The Altheimer Symposium on September 28 will discuss the history and impact of Cooper v. Aaron, the local significance of the case, and its continuing vitality in an age of political and legal polarization.
The experts at the Butler Center’s Encyclopedia of Arkansas have compiled a list of our most helpful entries to provide background on Cooper v. Aaron.
Books Relating to the Landmark Cooper v. Aaron Supreme Court Decision
Anderson, Karen. Little Rock: Race and Resistance at Central High School. Princeton, NJ: Princeton University Press, 2009.
Freyer, Tony. The Little Rock Crisis: A Constitutional Interpretation. Westport, CT: Greenwood Press, 1984.
———. Little Rock on Trial: Cooper v. Aaron and School Desegregation. Lawrence: University Press of Kansas, 2007.
Jacoway, Elizabeth. Turn Away Thy Son: Little Rock, the Crisis That Shocked the Nation. New York: Free Press, 2007.
Kilpatrick, Judith. There When We Needed Him: Wiley Austin Branton, Civil Rights Warrior. Fayetteville: University of Arkansas Press, 2007.
Kirk, John A. Beyond Little Rock: The Origins and Legacies of the Central High Crisis. Fayetteville: University of Arkansas Press, 2007.
———. Redefining the Color Line: Black Activism in Little Rock, Arkansas, 1940–1970. Gainesville: University Press of Florida, 2002.
Kirk, John A., ed. An Epitaph for Little Rock: A Fiftieth Anniversary Retrospective on the Central High Crisis. Fayetteville: University of Arkansas Press, 2008.
Reed, Roy. Faubus: The Life and Times of an American Prodigal. Fayetteville: University of Arkansas Press, 1997.
Stockley, Grif. Daisy Bates: Civil Rights Crusader from Arkansas.
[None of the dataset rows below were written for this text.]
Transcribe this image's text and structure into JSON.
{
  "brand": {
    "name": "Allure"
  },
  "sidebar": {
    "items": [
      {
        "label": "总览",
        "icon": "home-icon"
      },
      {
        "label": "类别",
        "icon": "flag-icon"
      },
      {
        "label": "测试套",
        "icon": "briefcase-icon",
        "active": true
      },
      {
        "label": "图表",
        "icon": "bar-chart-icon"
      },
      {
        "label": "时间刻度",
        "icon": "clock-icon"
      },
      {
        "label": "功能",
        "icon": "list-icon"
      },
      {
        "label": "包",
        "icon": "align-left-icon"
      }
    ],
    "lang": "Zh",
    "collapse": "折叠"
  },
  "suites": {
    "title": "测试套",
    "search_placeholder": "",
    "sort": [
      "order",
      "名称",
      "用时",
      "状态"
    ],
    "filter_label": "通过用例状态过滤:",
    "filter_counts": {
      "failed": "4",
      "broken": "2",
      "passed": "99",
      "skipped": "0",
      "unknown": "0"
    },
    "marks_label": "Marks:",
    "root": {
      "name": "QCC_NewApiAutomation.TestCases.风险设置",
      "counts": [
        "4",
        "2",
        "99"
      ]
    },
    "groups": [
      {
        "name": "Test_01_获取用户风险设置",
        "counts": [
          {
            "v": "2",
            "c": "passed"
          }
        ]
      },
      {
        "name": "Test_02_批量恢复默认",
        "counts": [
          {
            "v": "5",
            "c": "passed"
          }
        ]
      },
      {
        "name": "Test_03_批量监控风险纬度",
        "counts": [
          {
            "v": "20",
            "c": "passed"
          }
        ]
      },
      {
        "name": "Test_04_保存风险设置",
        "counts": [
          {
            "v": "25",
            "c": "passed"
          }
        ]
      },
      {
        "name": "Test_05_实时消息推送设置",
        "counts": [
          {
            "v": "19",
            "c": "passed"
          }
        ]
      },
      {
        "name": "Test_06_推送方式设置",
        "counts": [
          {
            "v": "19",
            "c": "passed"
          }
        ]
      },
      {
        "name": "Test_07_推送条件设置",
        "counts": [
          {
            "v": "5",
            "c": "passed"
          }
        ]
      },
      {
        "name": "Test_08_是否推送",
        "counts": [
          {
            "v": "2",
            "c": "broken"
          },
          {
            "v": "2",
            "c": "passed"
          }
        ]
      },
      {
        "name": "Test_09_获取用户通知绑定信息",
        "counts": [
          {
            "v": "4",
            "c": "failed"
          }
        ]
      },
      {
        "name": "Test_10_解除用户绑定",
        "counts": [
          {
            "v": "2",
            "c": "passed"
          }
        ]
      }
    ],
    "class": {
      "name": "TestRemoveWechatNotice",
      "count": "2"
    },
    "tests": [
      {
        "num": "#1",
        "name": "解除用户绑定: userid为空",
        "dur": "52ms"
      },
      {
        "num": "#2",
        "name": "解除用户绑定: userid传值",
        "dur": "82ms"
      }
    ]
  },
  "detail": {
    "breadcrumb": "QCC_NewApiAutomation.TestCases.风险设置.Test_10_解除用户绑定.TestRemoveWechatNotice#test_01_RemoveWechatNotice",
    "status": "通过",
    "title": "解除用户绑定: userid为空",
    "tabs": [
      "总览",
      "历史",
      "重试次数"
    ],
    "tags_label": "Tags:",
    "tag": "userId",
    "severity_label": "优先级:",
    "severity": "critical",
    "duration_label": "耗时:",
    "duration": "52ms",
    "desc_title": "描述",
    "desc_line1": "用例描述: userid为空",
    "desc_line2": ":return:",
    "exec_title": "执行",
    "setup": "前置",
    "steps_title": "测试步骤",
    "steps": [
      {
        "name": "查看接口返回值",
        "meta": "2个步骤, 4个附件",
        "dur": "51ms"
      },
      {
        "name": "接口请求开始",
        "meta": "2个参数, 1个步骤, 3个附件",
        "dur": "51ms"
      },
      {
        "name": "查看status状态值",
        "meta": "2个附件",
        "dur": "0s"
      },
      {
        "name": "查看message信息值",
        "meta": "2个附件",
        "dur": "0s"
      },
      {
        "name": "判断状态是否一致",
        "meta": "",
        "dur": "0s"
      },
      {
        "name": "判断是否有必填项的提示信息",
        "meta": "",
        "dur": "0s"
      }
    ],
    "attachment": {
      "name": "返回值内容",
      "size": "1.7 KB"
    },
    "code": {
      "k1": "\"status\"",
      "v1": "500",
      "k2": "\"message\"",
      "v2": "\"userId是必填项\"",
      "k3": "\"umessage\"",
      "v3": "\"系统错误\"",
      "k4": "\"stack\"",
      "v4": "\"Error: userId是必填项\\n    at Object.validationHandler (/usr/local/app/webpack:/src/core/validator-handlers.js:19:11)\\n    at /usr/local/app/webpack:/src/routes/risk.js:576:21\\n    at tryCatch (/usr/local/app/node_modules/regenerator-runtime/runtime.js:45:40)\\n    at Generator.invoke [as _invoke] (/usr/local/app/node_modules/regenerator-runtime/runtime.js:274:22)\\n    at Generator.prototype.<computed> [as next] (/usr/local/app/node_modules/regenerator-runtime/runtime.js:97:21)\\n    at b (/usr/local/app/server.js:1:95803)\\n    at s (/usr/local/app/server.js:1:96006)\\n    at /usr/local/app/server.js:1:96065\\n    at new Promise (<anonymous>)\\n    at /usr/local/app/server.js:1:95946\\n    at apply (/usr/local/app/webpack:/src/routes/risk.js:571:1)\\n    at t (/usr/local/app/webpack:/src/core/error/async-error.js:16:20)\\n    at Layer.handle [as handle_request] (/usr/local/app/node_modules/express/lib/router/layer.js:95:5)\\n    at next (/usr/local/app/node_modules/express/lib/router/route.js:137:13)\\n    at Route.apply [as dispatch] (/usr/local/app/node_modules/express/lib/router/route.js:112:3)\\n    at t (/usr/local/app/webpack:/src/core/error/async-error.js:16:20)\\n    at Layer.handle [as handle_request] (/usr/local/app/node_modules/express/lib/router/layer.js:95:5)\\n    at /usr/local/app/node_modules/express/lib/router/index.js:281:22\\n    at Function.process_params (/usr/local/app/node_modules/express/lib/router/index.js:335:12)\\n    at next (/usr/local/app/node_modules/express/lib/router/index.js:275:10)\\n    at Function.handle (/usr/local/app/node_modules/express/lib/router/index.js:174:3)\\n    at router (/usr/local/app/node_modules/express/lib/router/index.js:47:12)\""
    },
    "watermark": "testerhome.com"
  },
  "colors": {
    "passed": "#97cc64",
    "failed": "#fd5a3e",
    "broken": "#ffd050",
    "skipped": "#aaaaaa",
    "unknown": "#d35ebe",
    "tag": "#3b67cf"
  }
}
Jackson: University Press of Mississippi, 2005.
The Symposium is open to the public and will take place from 8:30 a.m. to 4:00 p.m.
Reception to follow, 4:30 – 6:00 p.m., Butler Center, 401 President Clinton Ave